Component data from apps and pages
[Start of Attachment]

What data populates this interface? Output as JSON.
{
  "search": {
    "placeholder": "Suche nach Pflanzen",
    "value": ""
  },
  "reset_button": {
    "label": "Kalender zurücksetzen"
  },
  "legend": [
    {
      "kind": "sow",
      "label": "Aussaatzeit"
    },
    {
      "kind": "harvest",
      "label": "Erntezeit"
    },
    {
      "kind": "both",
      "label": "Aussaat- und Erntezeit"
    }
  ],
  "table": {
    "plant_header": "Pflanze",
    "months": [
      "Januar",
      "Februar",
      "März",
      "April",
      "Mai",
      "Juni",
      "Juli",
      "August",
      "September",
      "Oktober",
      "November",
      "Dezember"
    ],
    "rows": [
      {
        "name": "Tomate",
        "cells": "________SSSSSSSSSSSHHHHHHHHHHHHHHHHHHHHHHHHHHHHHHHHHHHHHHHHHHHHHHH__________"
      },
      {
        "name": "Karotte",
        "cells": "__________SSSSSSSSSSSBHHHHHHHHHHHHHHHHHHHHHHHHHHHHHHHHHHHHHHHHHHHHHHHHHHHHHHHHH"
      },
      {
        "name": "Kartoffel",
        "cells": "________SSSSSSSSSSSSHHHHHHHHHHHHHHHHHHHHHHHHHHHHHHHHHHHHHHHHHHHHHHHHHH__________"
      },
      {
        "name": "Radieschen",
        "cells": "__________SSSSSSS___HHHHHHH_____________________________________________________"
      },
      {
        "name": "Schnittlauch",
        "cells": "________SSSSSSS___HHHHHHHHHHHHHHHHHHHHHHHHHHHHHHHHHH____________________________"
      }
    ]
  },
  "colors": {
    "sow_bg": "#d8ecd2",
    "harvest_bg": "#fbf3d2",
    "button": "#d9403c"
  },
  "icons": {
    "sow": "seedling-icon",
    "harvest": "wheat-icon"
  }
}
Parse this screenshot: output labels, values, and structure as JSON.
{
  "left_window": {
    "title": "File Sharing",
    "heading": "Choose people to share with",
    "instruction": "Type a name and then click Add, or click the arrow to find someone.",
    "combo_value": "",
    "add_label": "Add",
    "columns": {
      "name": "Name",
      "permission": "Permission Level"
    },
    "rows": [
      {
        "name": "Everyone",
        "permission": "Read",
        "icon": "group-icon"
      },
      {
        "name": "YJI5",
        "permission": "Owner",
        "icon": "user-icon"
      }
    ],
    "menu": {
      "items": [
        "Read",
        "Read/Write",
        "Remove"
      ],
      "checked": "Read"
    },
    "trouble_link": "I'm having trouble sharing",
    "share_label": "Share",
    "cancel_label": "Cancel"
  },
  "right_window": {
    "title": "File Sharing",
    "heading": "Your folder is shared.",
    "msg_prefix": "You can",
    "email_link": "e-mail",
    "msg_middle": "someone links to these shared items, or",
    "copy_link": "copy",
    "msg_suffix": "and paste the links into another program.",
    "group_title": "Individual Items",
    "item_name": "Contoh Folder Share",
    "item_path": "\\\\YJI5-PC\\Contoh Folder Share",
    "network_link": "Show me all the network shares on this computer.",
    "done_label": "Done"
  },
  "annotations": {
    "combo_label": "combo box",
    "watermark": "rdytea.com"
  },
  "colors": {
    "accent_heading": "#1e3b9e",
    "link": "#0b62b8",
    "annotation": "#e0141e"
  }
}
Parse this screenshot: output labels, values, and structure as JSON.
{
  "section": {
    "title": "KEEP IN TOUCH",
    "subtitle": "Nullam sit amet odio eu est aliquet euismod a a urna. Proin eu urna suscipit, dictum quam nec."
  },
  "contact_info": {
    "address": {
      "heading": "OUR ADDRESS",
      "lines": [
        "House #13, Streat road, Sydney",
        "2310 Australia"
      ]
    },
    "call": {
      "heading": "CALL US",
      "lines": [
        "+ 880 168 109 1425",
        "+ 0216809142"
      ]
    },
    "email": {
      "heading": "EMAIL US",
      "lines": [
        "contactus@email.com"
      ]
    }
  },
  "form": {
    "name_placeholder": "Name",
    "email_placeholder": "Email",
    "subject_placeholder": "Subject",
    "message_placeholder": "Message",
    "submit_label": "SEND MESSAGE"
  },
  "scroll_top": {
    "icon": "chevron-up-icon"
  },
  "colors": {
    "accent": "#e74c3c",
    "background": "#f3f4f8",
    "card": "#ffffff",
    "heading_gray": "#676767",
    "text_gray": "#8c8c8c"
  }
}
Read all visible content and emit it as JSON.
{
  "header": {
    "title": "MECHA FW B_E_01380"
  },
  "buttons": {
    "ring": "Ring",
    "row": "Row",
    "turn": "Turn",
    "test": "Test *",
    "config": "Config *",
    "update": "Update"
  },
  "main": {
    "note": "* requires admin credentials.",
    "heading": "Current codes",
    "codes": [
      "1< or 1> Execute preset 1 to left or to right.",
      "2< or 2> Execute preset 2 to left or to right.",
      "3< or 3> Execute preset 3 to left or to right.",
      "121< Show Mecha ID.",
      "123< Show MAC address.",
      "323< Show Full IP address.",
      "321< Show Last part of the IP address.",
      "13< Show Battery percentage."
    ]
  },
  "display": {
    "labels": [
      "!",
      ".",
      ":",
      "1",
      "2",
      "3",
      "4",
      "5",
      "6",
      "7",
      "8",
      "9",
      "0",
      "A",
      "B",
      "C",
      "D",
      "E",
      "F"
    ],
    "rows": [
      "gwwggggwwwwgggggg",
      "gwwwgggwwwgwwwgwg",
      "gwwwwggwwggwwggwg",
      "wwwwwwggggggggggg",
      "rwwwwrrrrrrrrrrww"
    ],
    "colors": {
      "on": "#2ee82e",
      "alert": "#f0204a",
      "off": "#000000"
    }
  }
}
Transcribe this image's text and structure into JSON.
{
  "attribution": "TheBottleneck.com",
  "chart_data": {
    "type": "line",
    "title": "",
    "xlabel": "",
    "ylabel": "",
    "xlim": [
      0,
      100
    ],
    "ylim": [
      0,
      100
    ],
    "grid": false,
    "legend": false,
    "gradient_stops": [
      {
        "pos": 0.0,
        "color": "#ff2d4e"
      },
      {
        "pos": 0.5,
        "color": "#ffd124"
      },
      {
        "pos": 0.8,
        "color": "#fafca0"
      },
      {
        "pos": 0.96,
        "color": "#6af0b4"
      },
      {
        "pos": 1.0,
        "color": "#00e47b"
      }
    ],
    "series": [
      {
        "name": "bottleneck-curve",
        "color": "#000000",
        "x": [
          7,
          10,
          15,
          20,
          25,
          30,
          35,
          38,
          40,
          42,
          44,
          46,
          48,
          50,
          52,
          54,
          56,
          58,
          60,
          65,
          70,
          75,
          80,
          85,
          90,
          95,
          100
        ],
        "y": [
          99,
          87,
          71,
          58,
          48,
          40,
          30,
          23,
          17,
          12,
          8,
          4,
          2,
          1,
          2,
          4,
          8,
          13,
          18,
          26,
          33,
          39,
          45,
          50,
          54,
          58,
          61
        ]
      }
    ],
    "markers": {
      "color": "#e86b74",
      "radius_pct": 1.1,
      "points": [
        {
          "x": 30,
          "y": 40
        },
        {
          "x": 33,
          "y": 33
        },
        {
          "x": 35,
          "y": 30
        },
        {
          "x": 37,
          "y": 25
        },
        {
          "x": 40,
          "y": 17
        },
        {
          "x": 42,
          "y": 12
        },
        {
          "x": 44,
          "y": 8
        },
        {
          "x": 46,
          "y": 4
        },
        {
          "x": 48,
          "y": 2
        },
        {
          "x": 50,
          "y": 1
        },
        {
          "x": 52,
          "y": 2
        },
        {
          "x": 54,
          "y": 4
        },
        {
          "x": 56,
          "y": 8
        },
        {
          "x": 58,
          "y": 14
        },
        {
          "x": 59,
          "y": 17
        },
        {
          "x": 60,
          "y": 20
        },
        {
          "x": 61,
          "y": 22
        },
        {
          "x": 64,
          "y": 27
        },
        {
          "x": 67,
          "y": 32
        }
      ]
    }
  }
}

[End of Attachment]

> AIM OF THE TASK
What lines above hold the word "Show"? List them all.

> EXERCISE OUTPUT
    "network_link": "Show me all the network shares on this computer.",
      "121< Show Mecha ID.",
      "123< Show MAC address.",
      "323< Show Full IP address.",
      "321< Show Last part of the IP address.",
      "13< Show Battery percentage."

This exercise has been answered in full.